2 DESGN PROCEDURE The block schematic of a reflection stabilised oscillator is shown in Figure 1. Steps 1 to 7 below make use of any linear CAD program such as TOUCHSTONETM. Step 1) Design the 'FET with feedback' sub-circuit shown in Figure 1. Feedback is applied to the FET, and optimised for maximum negative resistance, Rfec Step 2) Plot the input and output stability circles of this block at F,. rr and ZOlp must lie in the potentially unstable areas on the Smith chart to obtain negative resistance at both ports.... Rule Step 3) Design a resonator circuit with 1, according to rule 1. 1 For start-up... Rule 2 and arg (r,) = arg [ $1... Rule 3 Therefore, if the resonator has a high Q, it will control the oscillator frequency. After start-up Win will increase until UTin = rr. lrrl should be as high as possible. Step 4) Design the output matchmg circuit to transform R, to Zo,p given by:... Rule 4 After start-up the negative resistance Rfet will decrease until Rfet = -ROip. Rule 4 gives maximum power transfer to the load assuming that the magnitude of the negative conductance decreases' linearly with increasing amplitude . This approximation has been found to give good results in practice. Step 5) UTin changes with ZdP, so it is now necessary to iteratively repeat steps 3) and 4) a few times until Rules 1 to 4 are met simultaneously. This simply involves using the 'tune' facility to adjust the resonator and output circuit. Step 6) Test for oscillator stability at frequencies close to Fa,,  by displaying Win and rr on a Smith chart. l/rin(q and rr(q should pass in opposite directions on the Smith chart, to ensure that the above conditions for oscillation apply at only one spot frequency.... Rule 5 Step 7) Check that the oscillation conditions do not occur at any frequency other than Fm, from near DC to as high in frequency as the simulator can be trusted, in order to complete this stability analysis. This is best done by checking through a table of reflection coefficients and impedances.... Rule 6 Step 8) (Optional) f a non-linear model has been derived, then the oscillator can be simulated by a non-linear analysis program. This checks frequency and output power. t is also possible to use such a program to plot the predicted UTin dependency upon amplitude and identify the angle of intersection between l/rin(v,f) and r,(q on the Smith chart. This should be 90' to minimise AM to PM noise conversion . Although this is computationally intensive, it is more practical than measurements at 27.61GHz. PRACTCAL DESGN EXAMPLE The circuit of the series feedback reflection stabilised DRO is shown in Figure 2. The following are the steps taken to design this circuit: Step 1) The model of the FET is in the form of an S-parameter data file, and series feedback is added by a reactance in the common (source) lead. This is provided in this case by the source bias filter, and at this step the length 'a' is optimised. 50Q dielectric resonator coupled to microstrip line m a mm NE673 k Vd "/4 coupled microstrip v, Figure 2. Circuit of DRO 1034

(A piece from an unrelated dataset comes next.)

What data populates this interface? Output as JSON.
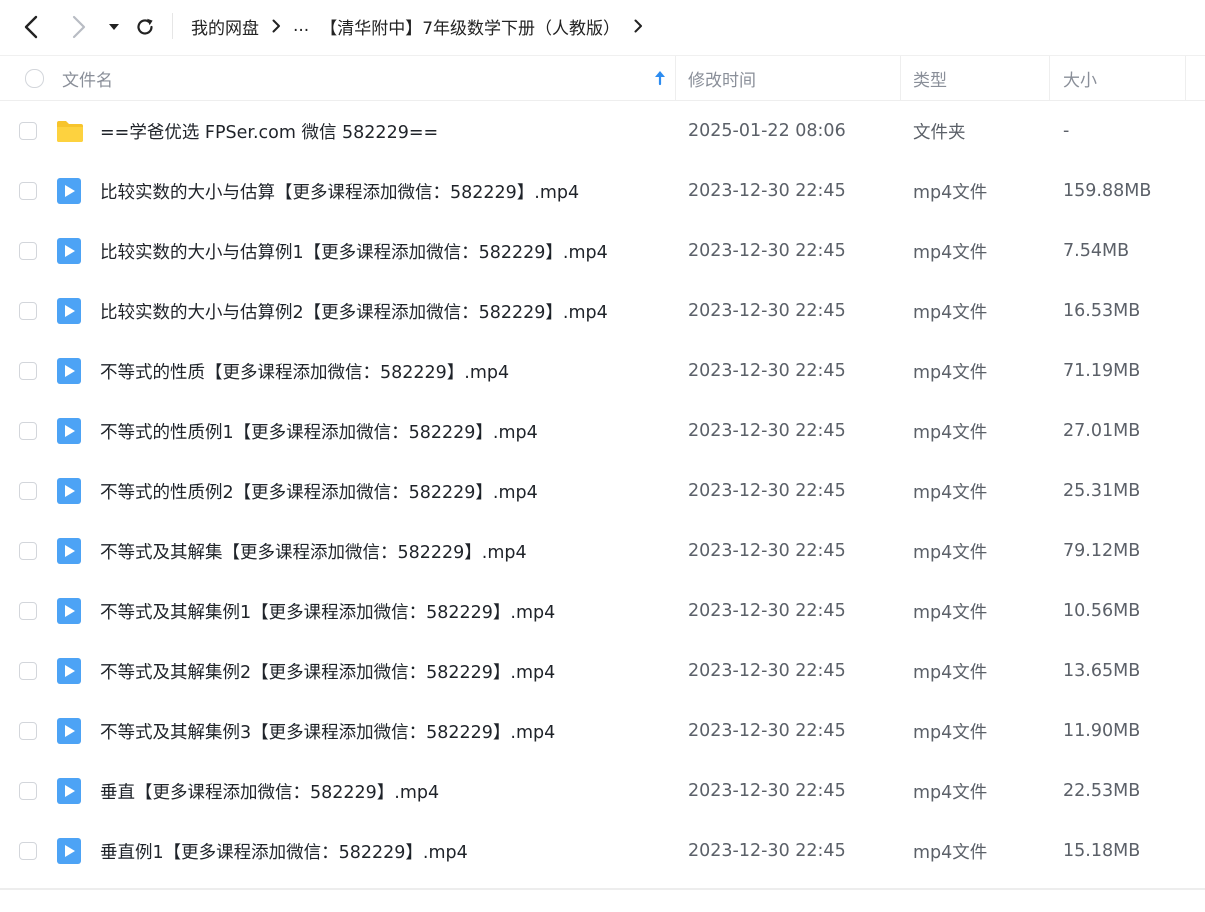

3 Step 2) The stability circles of the FET with feedback are plotted in Figure 3. The shaded region represents stability, so Zo,p and rr must lie between the stability circles and the perimeter of the Smith chart. Step 3) The dielectric resonator, DR, coupled to a microstrip line is modelled by a parallel LCR circuit in series with the matched gate line. The unloaded Q and the coupling are chosen to meet Rule 2, and the length b adjusted to meet Rule 3. Step 4) The output circuit is designed to meet Rule 4 by optimising lengths c and d. Step 6) Figure 4 shows a plot of UTin and rr from 25GHz to 29GHz. t can be seen that the trajectories are opposite and parallel in the region of F,,, - the ideal situation. Step 7) Figure 5 shows the results table produced by TOUCHSTONETM. t can be seen that rules 1-4 are met at 27.61GHz. but not at any other frequency, hence stable oscillations are predicted. The circuit is fabricated in microstrip on an alumina substrate and includes a thin-film nichrome 50n resistor, R,. A photograph of the assembled oscillator is shown in Figure 6. The dielectric resonator is fabricated from Murata U-type material with a dielectric constant of The required temperature coefficient, Tf, of the DR was identified by temperature cycling the DRO with a Oppm/OC DR. The oscillator then exhibited a drift of -1Oppml C. The DRO was temperature cycled in a test Fire with two different DRs of Tf = +4~pm/~C and +8p~m/~C, respectively. The results are shown in Figure 7. The DRO fitted with the DR of Tf = +8ppm/ C exhibited a frequency drift within +/-OSMHz from -20 to +4OoC and was therefore chosen for the final version., S1 NPUT + S1 NVERSE =r Figure 3. Stability circles at the FET gate and drain ports, with feedback fl: f Figure 4. Plot of -and r, near F, rl =r.ooooo oooo oooo e ,- rule 2 -, film1 ( oJ rule 31 rule Figure 5. DRO equivalent circuit and TOUCHSTONE printout 1035
4 A % Figure 6. Photograph of hybrid DRO khz from carrier of the method lies in its simplicity, speed and intuitive feel. n order to take greater advantage of the FET saturated output RESULTS Eight DROs have been made, and Figure 8 shows the range of powers obtained. Typical output power is in excess of +3dBm. Phase noise is -7SdBclHz at 1OkHz off-carrier, as shown in Figure 9. When placed in the receiver housing the frequency stability was an acceptable +/-2MHz from -20 to +40 'C. Acknowledgement is made to the Director of Research and Technology of British Telecom for permission to publish this paper. REFERENCES  P.G. Wilson and B.C. Barnes, "Millimetre-wave Downconverter using Monolithic Technology for High Volume Application", EEE MTT-S nternational Microwave Symposium Digest,  TJ. Brazil and J.O. Scanlon, "A non-linear design and optimisation procedure for GaAs MESFET oscillators", EEE MTT-S nternational Microwave Symposium Digest, pp ,  V. Rizzoli, A. Neri and A. Costanzo, "Microwave oscillator design by state of the art non-linear CAD techniques", 18th European Microwave Conference, pp ,  ANAMC and SOPTM, Sobhy and Jastrzebski Microwave Consultants. power, dbm Q GHz Figure 8. Powers obtained from 8 oscillators 1036 [S G. Gonzalez, "Microwave Transistor Amplifiers", Prentice Hall, p196,  J.W. Bowles, "The Oscillator as a Reflection Amplifier: an intuitive approach to oscillator Design", Microwave Journal, p83-98, June 1986.